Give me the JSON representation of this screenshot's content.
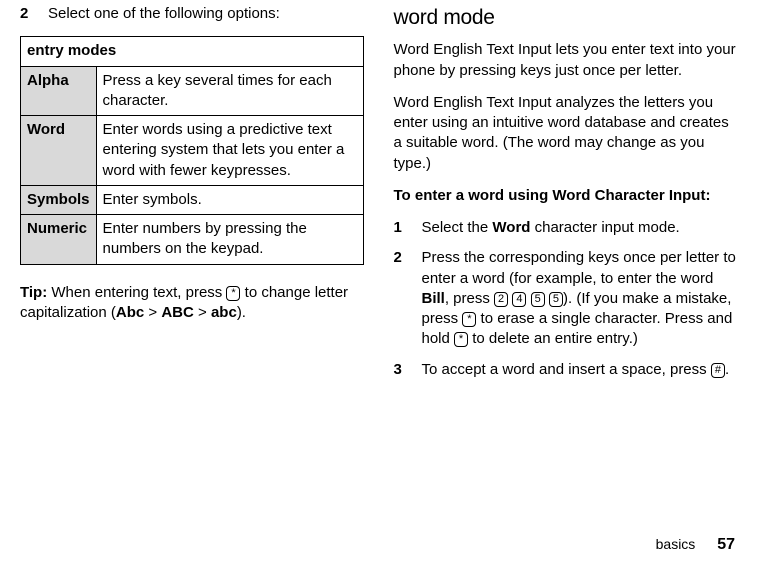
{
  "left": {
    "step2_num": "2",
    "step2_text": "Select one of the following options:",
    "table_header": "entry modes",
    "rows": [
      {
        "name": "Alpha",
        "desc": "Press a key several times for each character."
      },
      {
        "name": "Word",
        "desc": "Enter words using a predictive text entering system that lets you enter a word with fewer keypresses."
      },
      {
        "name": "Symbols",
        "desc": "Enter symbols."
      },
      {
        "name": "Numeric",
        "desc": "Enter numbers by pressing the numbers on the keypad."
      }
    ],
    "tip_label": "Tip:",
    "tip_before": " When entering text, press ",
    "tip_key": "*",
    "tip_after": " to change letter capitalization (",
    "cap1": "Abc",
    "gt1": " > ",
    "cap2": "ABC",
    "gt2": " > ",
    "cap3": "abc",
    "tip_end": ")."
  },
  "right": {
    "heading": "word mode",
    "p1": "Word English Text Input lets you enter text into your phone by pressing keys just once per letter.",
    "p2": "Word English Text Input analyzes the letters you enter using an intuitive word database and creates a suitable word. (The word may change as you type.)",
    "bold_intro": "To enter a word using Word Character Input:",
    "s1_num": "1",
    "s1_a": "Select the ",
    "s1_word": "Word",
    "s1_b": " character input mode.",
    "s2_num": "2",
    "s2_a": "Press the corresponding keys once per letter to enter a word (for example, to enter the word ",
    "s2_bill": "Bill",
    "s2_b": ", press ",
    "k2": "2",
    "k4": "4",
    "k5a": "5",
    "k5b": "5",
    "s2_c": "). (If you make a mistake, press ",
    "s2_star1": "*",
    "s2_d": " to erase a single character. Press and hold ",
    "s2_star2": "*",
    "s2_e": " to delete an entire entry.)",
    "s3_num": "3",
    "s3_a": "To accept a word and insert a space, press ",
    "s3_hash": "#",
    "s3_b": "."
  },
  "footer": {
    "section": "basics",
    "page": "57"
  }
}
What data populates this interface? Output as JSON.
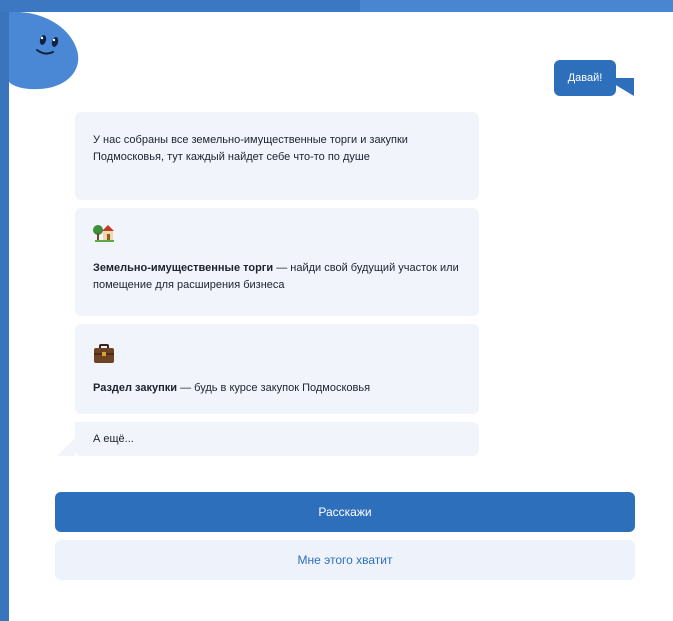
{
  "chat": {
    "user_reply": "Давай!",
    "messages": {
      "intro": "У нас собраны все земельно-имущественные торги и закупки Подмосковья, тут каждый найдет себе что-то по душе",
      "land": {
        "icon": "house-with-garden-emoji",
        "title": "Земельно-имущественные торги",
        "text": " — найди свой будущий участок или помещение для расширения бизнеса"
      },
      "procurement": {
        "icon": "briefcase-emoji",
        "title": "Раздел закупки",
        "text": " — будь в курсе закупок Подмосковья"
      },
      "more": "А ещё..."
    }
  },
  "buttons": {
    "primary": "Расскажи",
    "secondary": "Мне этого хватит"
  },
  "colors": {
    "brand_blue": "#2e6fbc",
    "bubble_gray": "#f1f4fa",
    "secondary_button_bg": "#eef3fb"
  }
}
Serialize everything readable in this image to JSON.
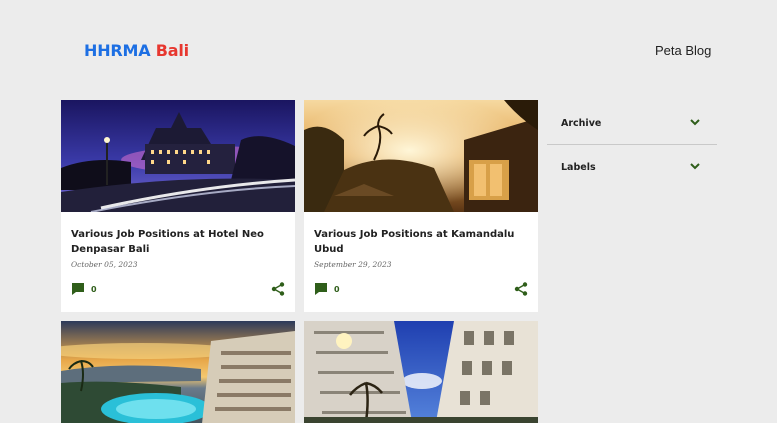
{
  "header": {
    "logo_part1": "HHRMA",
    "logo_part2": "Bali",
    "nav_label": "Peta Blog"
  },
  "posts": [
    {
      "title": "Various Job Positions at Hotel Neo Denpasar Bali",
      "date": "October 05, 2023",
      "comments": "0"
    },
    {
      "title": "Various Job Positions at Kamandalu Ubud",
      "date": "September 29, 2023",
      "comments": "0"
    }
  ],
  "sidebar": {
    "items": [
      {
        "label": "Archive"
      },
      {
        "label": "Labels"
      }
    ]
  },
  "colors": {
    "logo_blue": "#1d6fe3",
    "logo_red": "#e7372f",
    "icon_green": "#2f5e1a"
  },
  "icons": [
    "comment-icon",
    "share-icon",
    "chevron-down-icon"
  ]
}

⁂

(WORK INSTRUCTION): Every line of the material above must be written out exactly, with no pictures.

(SOLUTION):
Give me the JSON representation of this screenshot's content.
{
  "left": {
    "step2_num": "2",
    "step2_text": "Select one of the following options:",
    "table_header": "entry modes",
    "rows": [
      {
        "name": "Alpha",
        "desc": "Press a key several times for each character."
      },
      {
        "name": "Word",
        "desc": "Enter words using a predictive text entering system that lets you enter a word with fewer keypresses."
      },
      {
        "name": "Symbols",
        "desc": "Enter symbols."
      },
      {
        "name": "Numeric",
        "desc": "Enter numbers by pressing the numbers on the keypad."
      }
    ],
    "tip_label": "Tip:",
    "tip_before": " When entering text, press ",
    "tip_key": "*",
    "tip_after": " to change letter capitalization (",
    "cap1": "Abc",
    "gt1": " > ",
    "cap2": "ABC",
    "gt2": " > ",
    "cap3": "abc",
    "tip_end": ")."
  },
  "right": {
    "heading": "word mode",
    "p1": "Word English Text Input lets you enter text into your phone by pressing keys just once per letter.",
    "p2": "Word English Text Input analyzes the letters you enter using an intuitive word database and creates a suitable word. (The word may change as you type.)",
    "bold_intro": "To enter a word using Word Character Input:",
    "s1_num": "1",
    "s1_a": "Select the ",
    "s1_word": "Word",
    "s1_b": " character input mode.",
    "s2_num": "2",
    "s2_a": "Press the corresponding keys once per letter to enter a word (for example, to enter the word ",
    "s2_bill": "Bill",
    "s2_b": ", press ",
    "k2": "2",
    "k4": "4",
    "k5a": "5",
    "k5b": "5",
    "s2_c": "). (If you make a mistake, press ",
    "s2_star1": "*",
    "s2_d": " to erase a single character. Press and hold ",
    "s2_star2": "*",
    "s2_e": " to delete an entire entry.)",
    "s3_num": "3",
    "s3_a": "To accept a word and insert a space, press ",
    "s3_hash": "#",
    "s3_b": "."
  },
  "footer": {
    "section": "basics",
    "page": "57"
  }
}
What data populates this interface? Output as JSON.
{
  "chat": {
    "user_reply": "Давай!",
    "messages": {
      "intro": "У нас собраны все земельно-имущественные торги и закупки Подмосковья, тут каждый найдет себе что-то по душе",
      "land": {
        "icon": "house-with-garden-emoji",
        "title": "Земельно-имущественные торги",
        "text": " — найди свой будущий участок или помещение для расширения бизнеса"
      },
      "procurement": {
        "icon": "briefcase-emoji",
        "title": "Раздел закупки",
        "text": " — будь в курсе закупок Подмосковья"
      },
      "more": "А ещё..."
    }
  },
  "buttons": {
    "primary": "Расскажи",
    "secondary": "Мне этого хватит"
  },
  "colors": {
    "brand_blue": "#2e6fbc",
    "bubble_gray": "#f1f4fa",
    "secondary_button_bg": "#eef3fb"
  }
}
Serialize everything readable in this image to JSON.
{
  "header": {
    "logo_part1": "HHRMA",
    "logo_part2": "Bali",
    "nav_label": "Peta Blog"
  },
  "posts": [
    {
      "title": "Various Job Positions at Hotel Neo Denpasar Bali",
      "date": "October 05, 2023",
      "comments": "0"
    },
    {
      "title": "Various Job Positions at Kamandalu Ubud",
      "date": "September 29, 2023",
      "comments": "0"
    }
  ],
  "sidebar": {
    "items": [
      {
        "label": "Archive"
      },
      {
        "label": "Labels"
      }
    ]
  },
  "colors": {
    "logo_blue": "#1d6fe3",
    "logo_red": "#e7372f",
    "icon_green": "#2f5e1a"
  },
  "icons": [
    "comment-icon",
    "share-icon",
    "chevron-down-icon"
  ]
}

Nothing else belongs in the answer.